**What you should do**
Check each line of the entries below for the word "peněženku", and copy the lines that have it.

(Items from an interface collection)
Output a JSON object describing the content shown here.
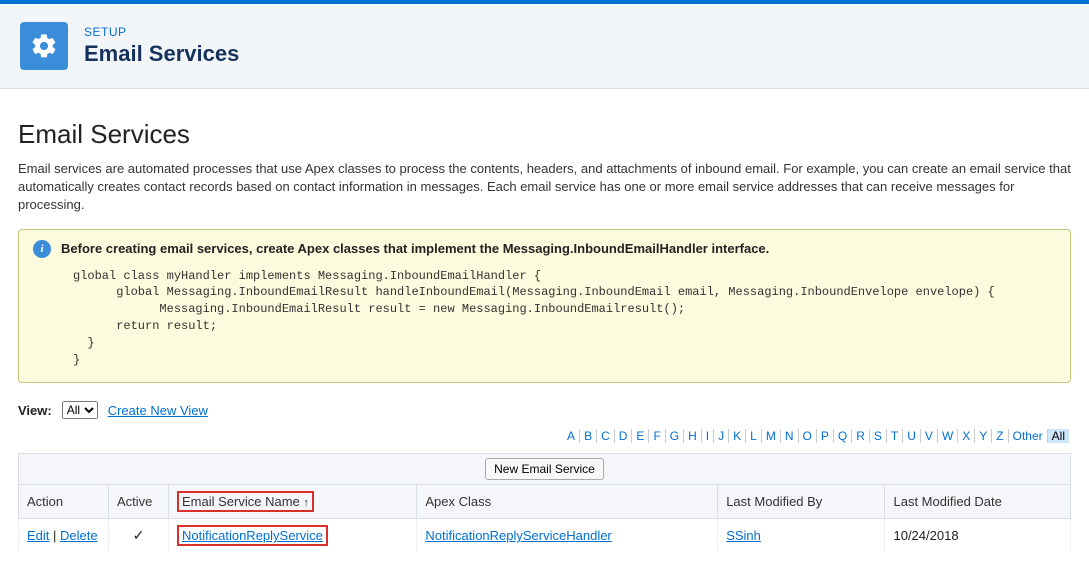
{
  "header": {
    "eyebrow": "SETUP",
    "title": "Email Services"
  },
  "page": {
    "title": "Email Services",
    "description": "Email services are automated processes that use Apex classes to process the contents, headers, and attachments of inbound email. For example, you can create an email service that automatically creates contact records based on contact information in messages. Each email service has one or more email service addresses that can receive messages for processing."
  },
  "info": {
    "heading": "Before creating email services, create Apex classes that implement the Messaging.InboundEmailHandler interface.",
    "code": "global class myHandler implements Messaging.InboundEmailHandler {\n      global Messaging.InboundEmailResult handleInboundEmail(Messaging.InboundEmail email, Messaging.InboundEnvelope envelope) {\n            Messaging.InboundEmailResult result = new Messaging.InboundEmailresult();\n      return result;\n  }\n}"
  },
  "view": {
    "label": "View:",
    "selected": "All",
    "create_link": "Create New View"
  },
  "alpha": {
    "letters": [
      "A",
      "B",
      "C",
      "D",
      "E",
      "F",
      "G",
      "H",
      "I",
      "J",
      "K",
      "L",
      "M",
      "N",
      "O",
      "P",
      "Q",
      "R",
      "S",
      "T",
      "U",
      "V",
      "W",
      "X",
      "Y",
      "Z"
    ],
    "other": "Other",
    "all": "All"
  },
  "table": {
    "new_button": "New Email Service",
    "columns": {
      "action": "Action",
      "active": "Active",
      "name": "Email Service Name",
      "apex": "Apex Class",
      "modified_by": "Last Modified By",
      "modified_date": "Last Modified Date"
    },
    "rows": [
      {
        "edit": "Edit",
        "del": "Delete",
        "active": "✓",
        "name": "NotificationReplyService",
        "apex": "NotificationReplyServiceHandler",
        "modified_by": "SSinh",
        "modified_date": "10/24/2018"
      }
    ]
  }
}
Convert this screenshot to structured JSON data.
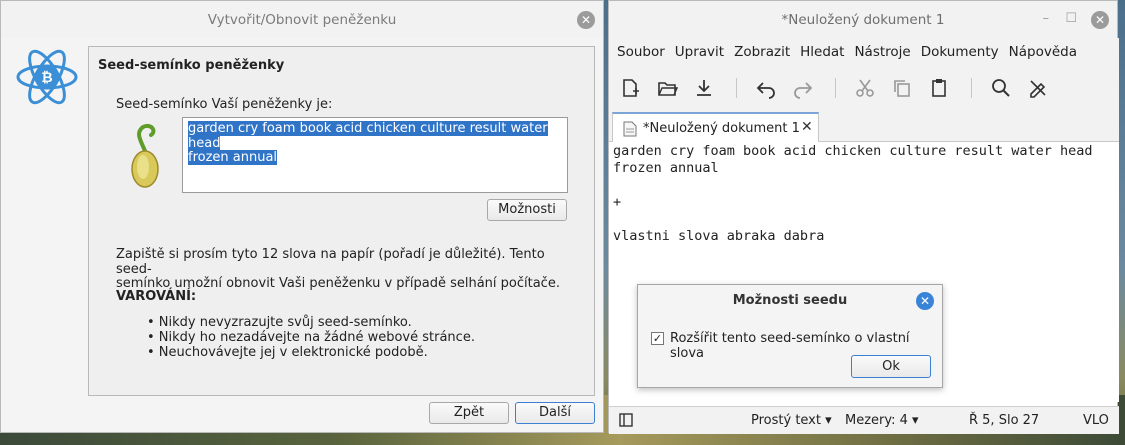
{
  "wizard": {
    "title": "Vytvořit/Obnovit peněženku",
    "close_glyph": "✕",
    "group_title": "Seed-semínko peněženky",
    "seed_label": "Seed-semínko Vaší peněženky je:",
    "seed_line1": "garden cry foam book acid chicken culture result water head",
    "seed_line2": "frozen annual",
    "options_button": "Možnosti",
    "instructions_line1": "Zapiště si prosím tyto 12 slova na papír (pořadí je důležité). Tento seed-",
    "instructions_line2": "semínko umožní obnovit Vaši peněženku v případě selhání počítače.",
    "warning_title": "VAROVÁNÍ:",
    "bullets": [
      "• Nikdy nevyzrazujte svůj seed-semínko.",
      "• Nikdy ho nezadávejte na žádné webové stránce.",
      "• Neuchovávejte jej v elektronické podobě."
    ],
    "back_button": "Zpět",
    "next_button": "Další"
  },
  "editor": {
    "title": "*Neuložený dokument 1",
    "menu": [
      "Soubor",
      "Upravit",
      "Zobrazit",
      "Hledat",
      "Nástroje",
      "Dokumenty",
      "Nápověda"
    ],
    "tab_label": "*Neuložený dokument 1",
    "tab_close": "✕",
    "lines": [
      "garden cry foam book acid chicken culture result water head",
      "frozen annual",
      "",
      "+",
      "",
      "vlastni slova abraka dabra"
    ],
    "status": {
      "language": "Prostý text",
      "spaces": "Mezery: 4",
      "position": "Ř 5, Slo 27",
      "mode": "VLO"
    },
    "toolbar_icons": [
      "new-document-icon",
      "open-folder-icon",
      "save-download-icon",
      "undo-icon",
      "redo-icon",
      "cut-icon",
      "copy-icon",
      "paste-icon",
      "search-icon",
      "spellcheck-icon"
    ]
  },
  "seed_options_dialog": {
    "title": "Možnosti seedu",
    "checkbox_label": "Rozšířit tento seed-semínko o vlastní slova",
    "checkbox_checked": true,
    "check_glyph": "✓",
    "ok_button": "Ok",
    "close_glyph": "✕"
  },
  "colors": {
    "selection": "#3074c8",
    "dialog_close": "#3a84d8",
    "electrum_blue": "#3a8fd6"
  }
}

**Task output**
    "title": "Vytvořit/Obnovit peněženku",
    "instructions_line2": "semínko umožní obnovit Vaši peněženku v případě selhání počítače.",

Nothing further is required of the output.